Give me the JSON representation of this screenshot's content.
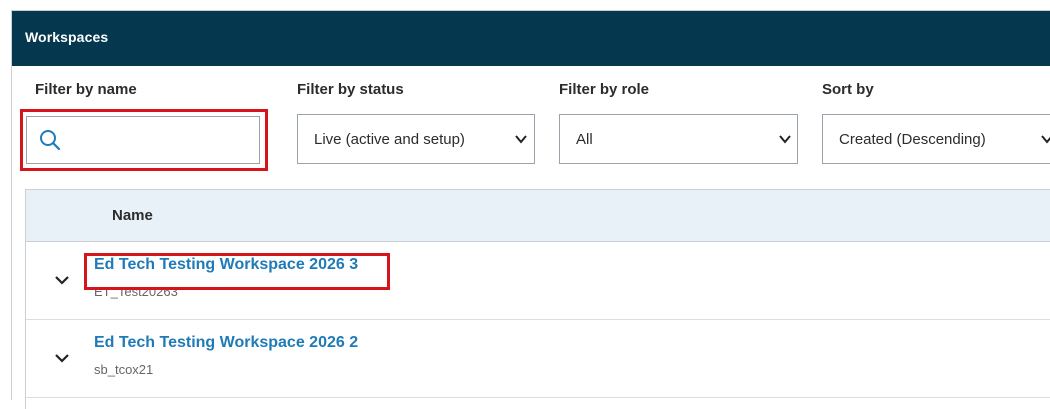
{
  "header": {
    "title": "Workspaces"
  },
  "filters": {
    "name": {
      "label": "Filter by name",
      "value": ""
    },
    "status": {
      "label": "Filter by status",
      "value": "Live (active and setup)"
    },
    "role": {
      "label": "Filter by role",
      "value": "All"
    },
    "sort": {
      "label": "Sort by",
      "value": "Created (Descending)"
    }
  },
  "table": {
    "columns": [
      "Name"
    ],
    "rows": [
      {
        "title": "Ed Tech Testing Workspace 2026 3",
        "code": "ET_Test20263"
      },
      {
        "title": "Ed Tech Testing Workspace 2026 2",
        "code": "sb_tcox21"
      }
    ]
  },
  "colors": {
    "header_bg": "#05384f",
    "link": "#1f7bb8",
    "highlight": "#d6141b",
    "table_head_bg": "#e9f1f8"
  },
  "icons": {
    "search": "search-icon",
    "dropdown": "chevron-down-icon",
    "expand": "chevron-down-icon"
  }
}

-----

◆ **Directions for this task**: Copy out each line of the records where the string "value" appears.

◆ **Task solution**:
      "value": ""
      "value": "Live (active and setup)"
      "value": "All"
      "value": "Created (Descending)"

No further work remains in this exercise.